The command of repentance is aimed directly at the will of man, and herein lies the difficulty. It is hard to get man to give up sin, as "self" is the hardest man in the world to crucify (Matt. 19:16-22; Acts 8:13; 17:32-34). Very few can say with Paul, "I have been crucified with Christ; and it is no longer I that live, but Christ liveth in me: and that life which I now live in the flesh I live in faith, the faith which is in the Son of God, who loved me, and gave himself up for me" (Gal. 2:20).
Our Lord Himself taught that we must "deny" self. "If any man would come after me, let him deny himself, and take up his cross ..." (Matt. 16:24)

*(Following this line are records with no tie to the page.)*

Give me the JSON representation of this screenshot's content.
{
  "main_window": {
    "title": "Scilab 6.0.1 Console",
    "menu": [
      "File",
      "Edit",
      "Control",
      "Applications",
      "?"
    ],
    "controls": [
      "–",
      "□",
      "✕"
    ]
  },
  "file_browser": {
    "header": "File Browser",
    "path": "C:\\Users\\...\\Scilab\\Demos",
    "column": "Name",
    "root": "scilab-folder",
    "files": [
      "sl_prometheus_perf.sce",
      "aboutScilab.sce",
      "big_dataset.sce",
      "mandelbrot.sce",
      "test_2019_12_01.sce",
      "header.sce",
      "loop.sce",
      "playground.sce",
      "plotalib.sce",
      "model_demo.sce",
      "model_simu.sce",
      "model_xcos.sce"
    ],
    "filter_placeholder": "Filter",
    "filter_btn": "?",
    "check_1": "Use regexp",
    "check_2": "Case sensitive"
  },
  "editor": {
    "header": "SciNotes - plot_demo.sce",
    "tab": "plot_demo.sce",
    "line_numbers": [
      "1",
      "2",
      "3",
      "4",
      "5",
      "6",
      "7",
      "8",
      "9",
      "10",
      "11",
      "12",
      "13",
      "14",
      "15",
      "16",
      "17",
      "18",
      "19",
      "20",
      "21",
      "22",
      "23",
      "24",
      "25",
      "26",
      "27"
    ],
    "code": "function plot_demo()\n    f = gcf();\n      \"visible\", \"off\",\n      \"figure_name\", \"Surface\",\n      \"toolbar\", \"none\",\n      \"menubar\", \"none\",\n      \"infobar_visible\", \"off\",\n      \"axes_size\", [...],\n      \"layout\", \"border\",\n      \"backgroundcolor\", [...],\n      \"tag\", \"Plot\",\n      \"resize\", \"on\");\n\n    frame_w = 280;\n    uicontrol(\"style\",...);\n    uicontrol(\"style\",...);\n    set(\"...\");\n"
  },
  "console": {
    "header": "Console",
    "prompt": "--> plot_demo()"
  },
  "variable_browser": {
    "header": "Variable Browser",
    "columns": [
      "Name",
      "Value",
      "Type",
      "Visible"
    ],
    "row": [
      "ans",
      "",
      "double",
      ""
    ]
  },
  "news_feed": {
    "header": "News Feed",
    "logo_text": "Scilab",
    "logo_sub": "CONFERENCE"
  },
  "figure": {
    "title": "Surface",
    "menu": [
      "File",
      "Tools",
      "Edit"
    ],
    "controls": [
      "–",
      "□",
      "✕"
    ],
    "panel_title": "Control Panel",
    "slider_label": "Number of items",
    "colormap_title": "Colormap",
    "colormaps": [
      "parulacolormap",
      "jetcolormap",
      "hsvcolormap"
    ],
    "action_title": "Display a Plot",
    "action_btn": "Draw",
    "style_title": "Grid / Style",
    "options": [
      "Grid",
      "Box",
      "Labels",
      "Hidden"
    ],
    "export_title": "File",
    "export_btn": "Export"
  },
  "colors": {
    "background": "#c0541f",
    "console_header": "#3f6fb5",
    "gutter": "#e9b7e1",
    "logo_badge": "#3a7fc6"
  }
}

The Lord knows man (John 2:24-25) and knows that we are quick to justify self and avoid guilt. Man must get rid of self. He must crucify self, as "no man can serve two masters" (Matt. 6:24). If self is enthroned, then Christ is dethroned! Indeed, the command to repent, when fully obeyed, dethrones self and enthrones Christ as his ruler. This is a real challenge to self.